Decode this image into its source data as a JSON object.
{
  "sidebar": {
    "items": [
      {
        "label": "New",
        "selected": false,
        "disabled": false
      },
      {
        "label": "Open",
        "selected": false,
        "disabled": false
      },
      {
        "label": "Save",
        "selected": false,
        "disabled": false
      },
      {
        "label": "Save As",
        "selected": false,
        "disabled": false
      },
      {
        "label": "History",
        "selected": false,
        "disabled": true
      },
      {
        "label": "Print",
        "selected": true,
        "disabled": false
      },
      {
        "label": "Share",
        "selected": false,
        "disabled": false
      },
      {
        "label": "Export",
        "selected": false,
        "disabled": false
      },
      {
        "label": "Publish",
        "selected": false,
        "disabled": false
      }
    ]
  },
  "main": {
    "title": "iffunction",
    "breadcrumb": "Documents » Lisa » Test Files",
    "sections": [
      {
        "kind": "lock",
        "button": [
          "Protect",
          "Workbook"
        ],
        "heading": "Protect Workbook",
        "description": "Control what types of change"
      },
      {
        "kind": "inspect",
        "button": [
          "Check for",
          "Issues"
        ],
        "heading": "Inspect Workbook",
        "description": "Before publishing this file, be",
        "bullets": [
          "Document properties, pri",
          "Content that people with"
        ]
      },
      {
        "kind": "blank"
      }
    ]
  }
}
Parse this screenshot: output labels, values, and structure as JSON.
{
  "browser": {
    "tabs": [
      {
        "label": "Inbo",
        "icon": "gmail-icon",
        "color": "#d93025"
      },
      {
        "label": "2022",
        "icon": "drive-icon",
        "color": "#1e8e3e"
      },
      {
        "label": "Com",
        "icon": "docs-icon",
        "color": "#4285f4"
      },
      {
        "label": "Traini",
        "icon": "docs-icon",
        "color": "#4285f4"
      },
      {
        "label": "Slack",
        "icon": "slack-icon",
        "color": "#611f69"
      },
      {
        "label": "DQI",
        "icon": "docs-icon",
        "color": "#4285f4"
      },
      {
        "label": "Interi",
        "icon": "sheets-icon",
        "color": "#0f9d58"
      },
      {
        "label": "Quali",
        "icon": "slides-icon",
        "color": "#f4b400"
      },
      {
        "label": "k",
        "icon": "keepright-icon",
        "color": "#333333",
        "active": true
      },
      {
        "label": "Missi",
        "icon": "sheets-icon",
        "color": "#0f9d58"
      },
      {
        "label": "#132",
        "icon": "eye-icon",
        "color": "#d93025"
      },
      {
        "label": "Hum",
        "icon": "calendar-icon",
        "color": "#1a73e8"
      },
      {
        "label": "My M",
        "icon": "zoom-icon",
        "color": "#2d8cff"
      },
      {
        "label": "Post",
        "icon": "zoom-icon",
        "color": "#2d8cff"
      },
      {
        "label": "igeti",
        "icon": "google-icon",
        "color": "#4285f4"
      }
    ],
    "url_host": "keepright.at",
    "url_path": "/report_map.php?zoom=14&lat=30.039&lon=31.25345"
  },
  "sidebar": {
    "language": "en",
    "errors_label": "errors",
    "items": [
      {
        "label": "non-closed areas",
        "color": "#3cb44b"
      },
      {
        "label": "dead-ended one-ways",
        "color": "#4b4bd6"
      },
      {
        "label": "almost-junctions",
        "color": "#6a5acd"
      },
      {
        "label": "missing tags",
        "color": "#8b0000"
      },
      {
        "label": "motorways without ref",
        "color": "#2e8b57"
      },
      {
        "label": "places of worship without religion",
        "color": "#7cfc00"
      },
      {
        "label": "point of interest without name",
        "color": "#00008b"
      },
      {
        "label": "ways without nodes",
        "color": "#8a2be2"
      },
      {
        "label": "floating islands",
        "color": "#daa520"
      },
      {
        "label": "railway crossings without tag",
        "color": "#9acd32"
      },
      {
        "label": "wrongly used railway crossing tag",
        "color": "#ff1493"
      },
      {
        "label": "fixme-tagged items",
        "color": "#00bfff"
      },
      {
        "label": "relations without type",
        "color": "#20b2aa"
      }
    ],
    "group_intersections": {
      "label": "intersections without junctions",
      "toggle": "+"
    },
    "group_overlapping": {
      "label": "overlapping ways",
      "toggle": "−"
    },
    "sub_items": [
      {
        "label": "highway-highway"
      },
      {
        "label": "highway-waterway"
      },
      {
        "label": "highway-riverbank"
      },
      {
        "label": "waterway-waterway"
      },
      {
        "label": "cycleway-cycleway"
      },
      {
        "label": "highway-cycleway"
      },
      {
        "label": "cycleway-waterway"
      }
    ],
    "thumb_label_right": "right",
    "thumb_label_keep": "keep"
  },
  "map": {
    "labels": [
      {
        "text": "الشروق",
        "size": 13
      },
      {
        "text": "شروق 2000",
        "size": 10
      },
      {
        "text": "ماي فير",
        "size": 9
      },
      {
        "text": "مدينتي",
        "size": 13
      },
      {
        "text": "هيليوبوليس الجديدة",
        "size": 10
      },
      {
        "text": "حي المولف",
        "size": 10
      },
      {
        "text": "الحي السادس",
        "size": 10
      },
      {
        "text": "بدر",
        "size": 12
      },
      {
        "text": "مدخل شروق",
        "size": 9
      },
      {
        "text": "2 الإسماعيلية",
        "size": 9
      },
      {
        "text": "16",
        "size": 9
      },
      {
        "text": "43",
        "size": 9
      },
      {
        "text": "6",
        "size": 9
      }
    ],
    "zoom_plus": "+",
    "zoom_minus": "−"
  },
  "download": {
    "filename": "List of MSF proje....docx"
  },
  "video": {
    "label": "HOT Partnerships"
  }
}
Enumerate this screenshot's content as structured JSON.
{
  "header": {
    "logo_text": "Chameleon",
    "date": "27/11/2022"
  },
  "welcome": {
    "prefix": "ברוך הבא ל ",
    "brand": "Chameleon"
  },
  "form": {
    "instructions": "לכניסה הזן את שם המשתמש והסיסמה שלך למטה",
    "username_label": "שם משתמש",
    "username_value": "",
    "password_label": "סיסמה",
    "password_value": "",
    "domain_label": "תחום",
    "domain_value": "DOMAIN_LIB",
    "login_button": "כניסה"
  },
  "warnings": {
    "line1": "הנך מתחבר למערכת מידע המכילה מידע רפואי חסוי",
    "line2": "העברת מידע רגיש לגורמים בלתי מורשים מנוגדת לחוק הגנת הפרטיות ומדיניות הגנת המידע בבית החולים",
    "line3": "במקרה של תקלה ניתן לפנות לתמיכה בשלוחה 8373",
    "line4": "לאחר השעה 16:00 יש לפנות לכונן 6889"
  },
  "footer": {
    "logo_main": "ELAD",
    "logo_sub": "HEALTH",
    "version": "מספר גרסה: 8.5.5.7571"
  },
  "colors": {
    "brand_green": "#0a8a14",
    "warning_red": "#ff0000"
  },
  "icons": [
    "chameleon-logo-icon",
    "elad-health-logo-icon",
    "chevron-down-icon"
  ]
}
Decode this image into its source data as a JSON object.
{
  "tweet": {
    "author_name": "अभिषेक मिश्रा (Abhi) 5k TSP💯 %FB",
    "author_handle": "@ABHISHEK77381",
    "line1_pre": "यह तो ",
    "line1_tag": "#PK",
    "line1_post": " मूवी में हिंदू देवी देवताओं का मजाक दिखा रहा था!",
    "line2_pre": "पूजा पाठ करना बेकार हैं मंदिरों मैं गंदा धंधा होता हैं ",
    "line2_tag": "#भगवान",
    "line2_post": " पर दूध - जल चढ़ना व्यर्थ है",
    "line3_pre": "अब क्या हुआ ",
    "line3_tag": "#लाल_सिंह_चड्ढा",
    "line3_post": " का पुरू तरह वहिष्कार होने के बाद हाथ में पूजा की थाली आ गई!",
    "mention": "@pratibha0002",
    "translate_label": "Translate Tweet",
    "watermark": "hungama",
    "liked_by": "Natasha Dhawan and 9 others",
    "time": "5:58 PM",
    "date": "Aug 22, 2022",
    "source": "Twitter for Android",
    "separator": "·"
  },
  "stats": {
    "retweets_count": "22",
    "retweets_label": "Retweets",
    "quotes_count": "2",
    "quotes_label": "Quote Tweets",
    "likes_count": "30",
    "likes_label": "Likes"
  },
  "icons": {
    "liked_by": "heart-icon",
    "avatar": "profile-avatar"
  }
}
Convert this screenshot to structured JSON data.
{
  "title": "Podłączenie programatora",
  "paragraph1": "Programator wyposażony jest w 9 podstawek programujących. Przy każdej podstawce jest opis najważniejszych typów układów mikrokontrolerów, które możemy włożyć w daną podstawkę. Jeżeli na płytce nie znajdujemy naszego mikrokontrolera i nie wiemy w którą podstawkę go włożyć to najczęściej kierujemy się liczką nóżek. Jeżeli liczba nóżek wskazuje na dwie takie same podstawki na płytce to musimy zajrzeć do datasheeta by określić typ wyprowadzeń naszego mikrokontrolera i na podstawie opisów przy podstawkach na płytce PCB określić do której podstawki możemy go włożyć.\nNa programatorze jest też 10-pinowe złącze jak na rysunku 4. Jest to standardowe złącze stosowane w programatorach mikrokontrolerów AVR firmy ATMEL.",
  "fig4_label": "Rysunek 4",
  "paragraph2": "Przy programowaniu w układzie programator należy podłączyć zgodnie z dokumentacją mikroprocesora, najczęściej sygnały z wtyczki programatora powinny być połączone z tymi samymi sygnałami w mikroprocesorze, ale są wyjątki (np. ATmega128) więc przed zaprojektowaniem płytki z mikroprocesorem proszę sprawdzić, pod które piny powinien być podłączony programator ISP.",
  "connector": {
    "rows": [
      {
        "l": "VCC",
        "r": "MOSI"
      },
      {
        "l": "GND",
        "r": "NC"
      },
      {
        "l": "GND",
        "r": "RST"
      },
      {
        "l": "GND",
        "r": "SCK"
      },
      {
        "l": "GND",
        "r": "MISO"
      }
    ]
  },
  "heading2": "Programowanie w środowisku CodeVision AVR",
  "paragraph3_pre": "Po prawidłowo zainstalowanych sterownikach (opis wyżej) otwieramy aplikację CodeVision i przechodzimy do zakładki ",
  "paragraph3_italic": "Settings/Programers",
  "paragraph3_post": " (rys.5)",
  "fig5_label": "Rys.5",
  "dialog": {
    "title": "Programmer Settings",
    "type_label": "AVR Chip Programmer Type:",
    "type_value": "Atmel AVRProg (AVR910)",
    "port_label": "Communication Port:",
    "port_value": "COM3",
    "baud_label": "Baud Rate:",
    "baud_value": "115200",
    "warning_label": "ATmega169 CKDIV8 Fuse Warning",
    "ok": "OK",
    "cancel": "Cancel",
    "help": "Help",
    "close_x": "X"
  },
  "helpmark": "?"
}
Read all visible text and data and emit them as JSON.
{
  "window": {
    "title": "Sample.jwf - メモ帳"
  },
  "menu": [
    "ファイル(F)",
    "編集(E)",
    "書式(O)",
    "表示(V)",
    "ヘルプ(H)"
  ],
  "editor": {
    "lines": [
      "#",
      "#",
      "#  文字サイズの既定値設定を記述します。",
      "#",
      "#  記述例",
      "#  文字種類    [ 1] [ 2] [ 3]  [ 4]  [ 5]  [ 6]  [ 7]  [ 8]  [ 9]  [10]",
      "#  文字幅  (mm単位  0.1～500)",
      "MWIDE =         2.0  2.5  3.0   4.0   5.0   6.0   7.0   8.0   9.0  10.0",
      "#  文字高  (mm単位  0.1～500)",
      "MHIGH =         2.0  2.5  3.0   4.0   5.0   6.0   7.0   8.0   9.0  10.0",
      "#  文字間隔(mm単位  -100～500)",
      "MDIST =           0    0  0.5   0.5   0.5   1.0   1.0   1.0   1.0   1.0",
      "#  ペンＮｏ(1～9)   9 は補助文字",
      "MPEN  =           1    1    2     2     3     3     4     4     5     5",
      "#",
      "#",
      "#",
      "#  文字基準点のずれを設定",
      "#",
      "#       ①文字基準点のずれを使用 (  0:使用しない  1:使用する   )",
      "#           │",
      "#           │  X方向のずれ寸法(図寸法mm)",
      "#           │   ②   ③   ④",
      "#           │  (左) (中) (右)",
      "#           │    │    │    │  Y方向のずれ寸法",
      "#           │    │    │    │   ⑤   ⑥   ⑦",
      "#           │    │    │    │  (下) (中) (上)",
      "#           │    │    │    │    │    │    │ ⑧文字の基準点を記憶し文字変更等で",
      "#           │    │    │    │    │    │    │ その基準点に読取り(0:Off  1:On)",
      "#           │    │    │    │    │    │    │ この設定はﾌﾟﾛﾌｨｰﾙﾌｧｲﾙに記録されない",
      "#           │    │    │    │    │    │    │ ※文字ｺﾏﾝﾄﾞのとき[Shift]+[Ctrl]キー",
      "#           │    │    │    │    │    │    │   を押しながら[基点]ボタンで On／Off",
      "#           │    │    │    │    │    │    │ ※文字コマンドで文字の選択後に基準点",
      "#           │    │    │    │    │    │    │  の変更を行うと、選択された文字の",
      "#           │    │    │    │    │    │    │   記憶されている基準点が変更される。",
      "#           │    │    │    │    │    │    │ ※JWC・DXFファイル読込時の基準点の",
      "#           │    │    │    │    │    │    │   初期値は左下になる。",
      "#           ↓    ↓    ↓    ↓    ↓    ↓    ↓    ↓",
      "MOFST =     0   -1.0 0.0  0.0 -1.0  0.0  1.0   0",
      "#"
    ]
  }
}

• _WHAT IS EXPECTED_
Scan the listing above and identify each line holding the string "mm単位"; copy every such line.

• _TASK RESPONSE_
      "#  文字幅  (mm単位  0.1～500)",
      "#  文字高  (mm単位  0.1～500)",
      "#  文字間隔(mm単位  -100～500)",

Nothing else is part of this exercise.